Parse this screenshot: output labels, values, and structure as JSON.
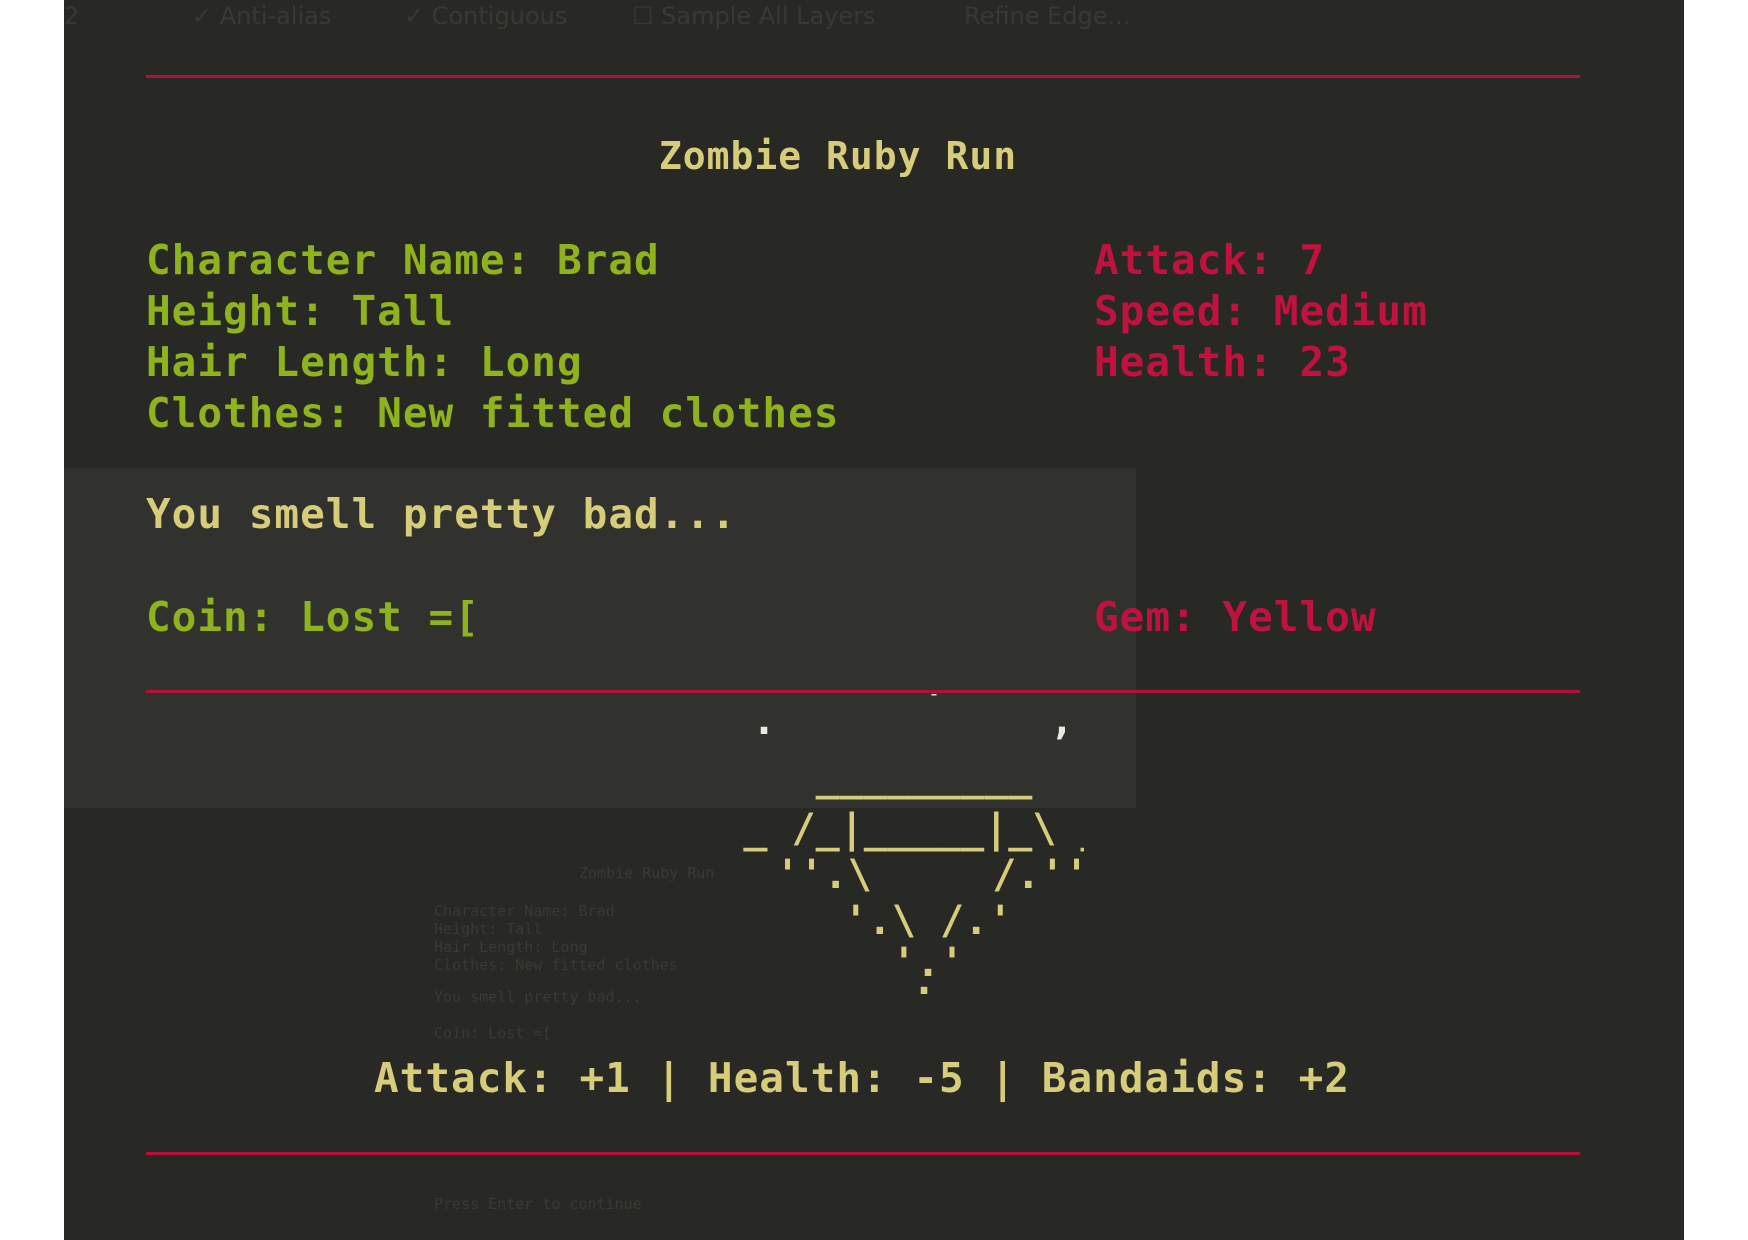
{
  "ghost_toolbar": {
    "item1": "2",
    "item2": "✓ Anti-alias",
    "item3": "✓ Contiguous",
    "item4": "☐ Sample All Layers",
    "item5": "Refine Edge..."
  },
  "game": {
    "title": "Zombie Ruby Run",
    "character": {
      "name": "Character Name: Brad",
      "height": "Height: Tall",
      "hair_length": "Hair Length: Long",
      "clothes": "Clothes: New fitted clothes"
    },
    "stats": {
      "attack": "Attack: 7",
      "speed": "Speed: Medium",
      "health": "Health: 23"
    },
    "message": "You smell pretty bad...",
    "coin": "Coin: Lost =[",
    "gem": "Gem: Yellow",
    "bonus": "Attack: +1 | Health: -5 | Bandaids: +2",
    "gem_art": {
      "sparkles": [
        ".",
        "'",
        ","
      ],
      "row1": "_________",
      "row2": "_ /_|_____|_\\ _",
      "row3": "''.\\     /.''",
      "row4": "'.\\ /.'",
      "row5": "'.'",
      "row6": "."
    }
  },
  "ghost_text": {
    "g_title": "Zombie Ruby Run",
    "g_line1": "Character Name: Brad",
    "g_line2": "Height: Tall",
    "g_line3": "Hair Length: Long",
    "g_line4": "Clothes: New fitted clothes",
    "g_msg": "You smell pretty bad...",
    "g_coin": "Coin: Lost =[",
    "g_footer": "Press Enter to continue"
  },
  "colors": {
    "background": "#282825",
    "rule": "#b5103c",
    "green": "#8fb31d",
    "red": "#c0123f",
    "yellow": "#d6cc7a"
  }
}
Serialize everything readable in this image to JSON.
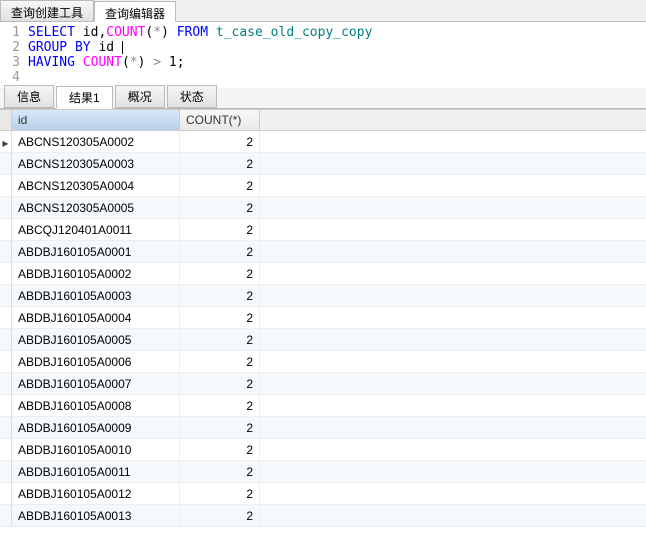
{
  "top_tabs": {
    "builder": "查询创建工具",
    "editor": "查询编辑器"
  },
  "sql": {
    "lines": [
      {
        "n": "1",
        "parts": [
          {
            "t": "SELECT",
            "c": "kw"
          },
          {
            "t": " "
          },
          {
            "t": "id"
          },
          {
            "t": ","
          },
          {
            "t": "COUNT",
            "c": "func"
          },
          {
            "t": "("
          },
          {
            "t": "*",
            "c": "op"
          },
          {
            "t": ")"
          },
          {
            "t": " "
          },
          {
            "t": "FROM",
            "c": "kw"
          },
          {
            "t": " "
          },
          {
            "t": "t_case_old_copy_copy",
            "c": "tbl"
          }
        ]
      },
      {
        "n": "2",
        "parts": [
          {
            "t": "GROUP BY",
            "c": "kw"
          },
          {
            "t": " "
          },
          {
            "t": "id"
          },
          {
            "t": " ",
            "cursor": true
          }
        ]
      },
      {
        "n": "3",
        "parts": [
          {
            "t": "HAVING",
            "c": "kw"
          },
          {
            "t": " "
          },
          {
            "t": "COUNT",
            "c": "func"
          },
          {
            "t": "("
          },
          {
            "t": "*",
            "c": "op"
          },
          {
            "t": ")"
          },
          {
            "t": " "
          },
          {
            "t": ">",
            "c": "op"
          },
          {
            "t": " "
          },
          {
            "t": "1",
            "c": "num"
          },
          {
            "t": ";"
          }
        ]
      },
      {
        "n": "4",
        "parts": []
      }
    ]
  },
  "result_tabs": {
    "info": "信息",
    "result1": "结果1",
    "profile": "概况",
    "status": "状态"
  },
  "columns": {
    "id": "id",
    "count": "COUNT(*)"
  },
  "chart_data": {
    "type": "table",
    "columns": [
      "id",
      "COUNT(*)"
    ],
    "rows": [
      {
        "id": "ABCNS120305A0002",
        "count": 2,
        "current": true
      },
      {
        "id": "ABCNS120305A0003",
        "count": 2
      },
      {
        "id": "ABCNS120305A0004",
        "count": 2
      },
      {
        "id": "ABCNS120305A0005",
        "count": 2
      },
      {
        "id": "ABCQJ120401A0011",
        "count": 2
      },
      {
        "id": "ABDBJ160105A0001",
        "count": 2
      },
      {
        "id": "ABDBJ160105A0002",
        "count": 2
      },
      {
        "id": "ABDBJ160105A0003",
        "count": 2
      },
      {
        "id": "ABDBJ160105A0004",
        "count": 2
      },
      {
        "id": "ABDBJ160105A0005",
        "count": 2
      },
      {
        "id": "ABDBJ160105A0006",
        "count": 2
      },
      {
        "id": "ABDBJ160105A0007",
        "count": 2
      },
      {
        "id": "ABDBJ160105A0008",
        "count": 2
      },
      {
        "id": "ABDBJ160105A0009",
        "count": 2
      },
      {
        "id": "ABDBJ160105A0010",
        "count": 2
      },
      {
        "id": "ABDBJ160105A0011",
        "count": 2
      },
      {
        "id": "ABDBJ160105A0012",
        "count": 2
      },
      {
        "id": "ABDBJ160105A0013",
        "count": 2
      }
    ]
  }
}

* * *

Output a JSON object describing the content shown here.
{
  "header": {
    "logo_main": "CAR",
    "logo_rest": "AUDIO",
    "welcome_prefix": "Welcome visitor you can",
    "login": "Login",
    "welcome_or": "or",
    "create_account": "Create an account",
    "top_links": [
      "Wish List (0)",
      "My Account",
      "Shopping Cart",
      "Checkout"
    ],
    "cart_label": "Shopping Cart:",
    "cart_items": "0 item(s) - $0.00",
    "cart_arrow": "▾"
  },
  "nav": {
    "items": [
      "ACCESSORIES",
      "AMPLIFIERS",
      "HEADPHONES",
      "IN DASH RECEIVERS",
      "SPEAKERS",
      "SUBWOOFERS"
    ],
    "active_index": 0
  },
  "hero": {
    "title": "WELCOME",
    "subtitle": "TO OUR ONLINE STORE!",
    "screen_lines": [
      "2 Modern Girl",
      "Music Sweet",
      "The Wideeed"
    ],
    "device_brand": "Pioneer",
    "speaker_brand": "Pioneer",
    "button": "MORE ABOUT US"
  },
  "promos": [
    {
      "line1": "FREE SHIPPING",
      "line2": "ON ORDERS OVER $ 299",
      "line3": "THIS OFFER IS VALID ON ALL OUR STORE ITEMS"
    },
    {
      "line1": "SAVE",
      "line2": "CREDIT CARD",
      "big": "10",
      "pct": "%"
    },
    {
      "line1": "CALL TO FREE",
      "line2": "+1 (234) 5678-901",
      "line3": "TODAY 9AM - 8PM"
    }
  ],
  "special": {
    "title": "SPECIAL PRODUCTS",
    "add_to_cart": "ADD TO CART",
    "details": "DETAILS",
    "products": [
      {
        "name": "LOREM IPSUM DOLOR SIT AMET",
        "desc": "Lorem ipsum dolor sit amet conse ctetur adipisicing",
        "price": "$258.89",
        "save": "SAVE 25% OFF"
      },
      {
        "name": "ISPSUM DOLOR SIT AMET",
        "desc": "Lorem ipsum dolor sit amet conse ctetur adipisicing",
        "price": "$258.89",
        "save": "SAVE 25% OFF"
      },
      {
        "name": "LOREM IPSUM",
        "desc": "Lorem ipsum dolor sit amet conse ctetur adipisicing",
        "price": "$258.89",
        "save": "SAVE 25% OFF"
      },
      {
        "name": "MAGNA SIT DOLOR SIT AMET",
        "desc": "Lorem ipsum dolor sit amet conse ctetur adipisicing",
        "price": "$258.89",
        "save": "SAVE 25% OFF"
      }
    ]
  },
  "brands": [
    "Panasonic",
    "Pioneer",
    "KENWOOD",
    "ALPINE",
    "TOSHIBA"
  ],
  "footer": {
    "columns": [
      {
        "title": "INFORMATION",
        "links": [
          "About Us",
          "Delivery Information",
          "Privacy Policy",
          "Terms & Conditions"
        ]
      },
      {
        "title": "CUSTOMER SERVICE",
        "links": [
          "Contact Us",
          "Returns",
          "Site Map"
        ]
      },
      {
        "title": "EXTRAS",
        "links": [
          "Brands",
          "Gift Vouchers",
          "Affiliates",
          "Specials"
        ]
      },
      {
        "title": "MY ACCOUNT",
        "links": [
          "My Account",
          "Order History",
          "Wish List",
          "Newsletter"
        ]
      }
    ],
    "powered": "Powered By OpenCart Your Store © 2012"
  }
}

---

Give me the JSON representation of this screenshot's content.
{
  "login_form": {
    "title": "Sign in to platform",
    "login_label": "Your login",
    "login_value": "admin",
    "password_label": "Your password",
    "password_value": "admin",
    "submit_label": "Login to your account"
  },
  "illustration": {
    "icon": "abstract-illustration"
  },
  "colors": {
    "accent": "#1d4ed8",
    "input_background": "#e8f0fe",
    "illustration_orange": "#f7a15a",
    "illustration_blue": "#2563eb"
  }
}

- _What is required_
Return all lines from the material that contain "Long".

- _Written answer_
      "hair_length": "Hair Length: Long",
    "g_line3": "Hair Length: Long",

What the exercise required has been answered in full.